“It repented the Lord that he had made man on the earth, and it grieved him at his heart.” Genesis 6:6
The manner in which God here acknowledges man as his handiwork is specially to be noted. The words are, “It repented the Lord that he had made man upon earth.” It is not said generally, “that man had been made”; but definitely, that “he had made man.” He had spoken of man in his primeval goodness, as coming from his hand; so now he does not fail to remind us that it is this same man, this very race, that has now become so worthless and hateful.
He might have drawn a veil over this point, so as to prevent our being so vividly reminded that man was truly his own workmanship. But he does not. Nay, he brings the sad fact before us, — a fact that seems to reflect upon his own skill and power. He does not disavow creation. He does not disown man. He does not speak or act as one ashamed to be known as the Maker of one so miserably apostate, so incurably depraved. Even when making known man’s extremity of guilt, he openly owns him as his creature. He does not keep silence on the matter, as one desirous that it should be forgotten or unnoticed. He brings it directly forward, as if to call attention to the fact.
When man fails in some great or favourite project,—as when an architect plans and builds a palace, which, by reason of some essential defect, almost immediately tumbles down, — he is anxious that its failure should not be proclaimed, and that the work thus ruined should never be known as his.

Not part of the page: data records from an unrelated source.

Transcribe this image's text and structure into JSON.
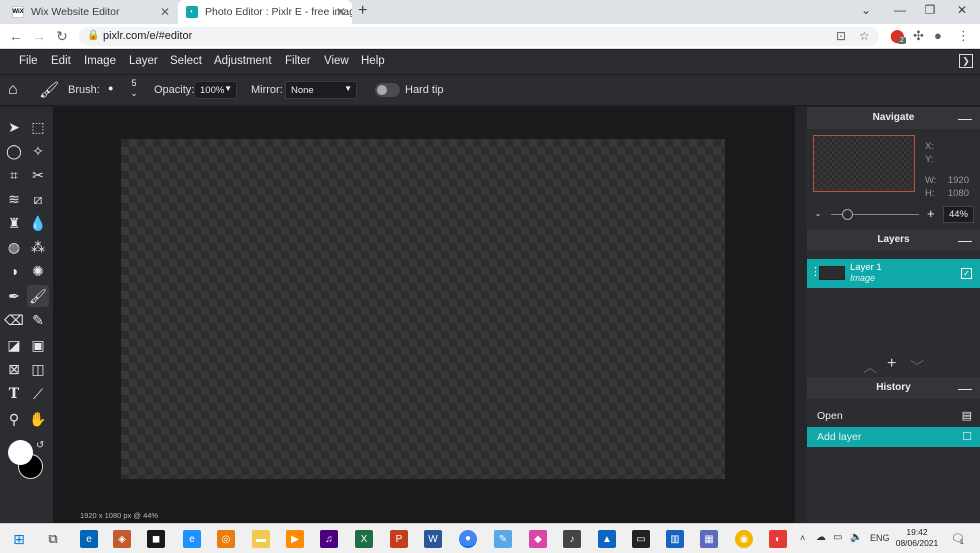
{
  "browser": {
    "tabs": [
      {
        "title": "Wix Website Editor",
        "icon": "wix-icon"
      },
      {
        "title": "Photo Editor : Pixlr E - free image",
        "icon": "pixlr-icon"
      }
    ],
    "url": "pixlr.com/e/#editor",
    "profile_badge": "2"
  },
  "app": {
    "menu": [
      "File",
      "Edit",
      "Image",
      "Layer",
      "Select",
      "Adjustment",
      "Filter",
      "View",
      "Help"
    ],
    "options": {
      "brush_label": "Brush:",
      "brush_size": "5",
      "opacity_label": "Opacity:",
      "opacity_value": "100%",
      "mirror_label": "Mirror:",
      "mirror_value": "None",
      "hardtip_label": "Hard tip"
    },
    "status": "1920 x 1080 px @ 44%"
  },
  "panels": {
    "navigate": {
      "title": "Navigate",
      "x_label": "X:",
      "y_label": "Y:",
      "w_label": "W:",
      "w_value": "1920",
      "h_label": "H:",
      "h_value": "1080",
      "zoom_value": "44%",
      "minus": "-",
      "plus": "+",
      "zoom_level": 0.44
    },
    "layers": {
      "title": "Layers",
      "items": [
        {
          "name": "Layer 1",
          "type": "Image"
        }
      ]
    },
    "history": {
      "title": "History",
      "items": [
        "Open",
        "Add layer"
      ]
    }
  },
  "taskbar": {
    "time": "19:42",
    "date": "08/06/2021",
    "lang": "ENG",
    "notif_count": "1"
  },
  "colors": {
    "accent": "#0fa9a9",
    "ui_dark": "#2b2d31",
    "workspace": "#1a1a1c"
  }
}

He cannot bear the reproach which is sure to fall upon him; he shrinks from the responsibility which has been incurred; he cannot afford to lose the reputation he may have gained.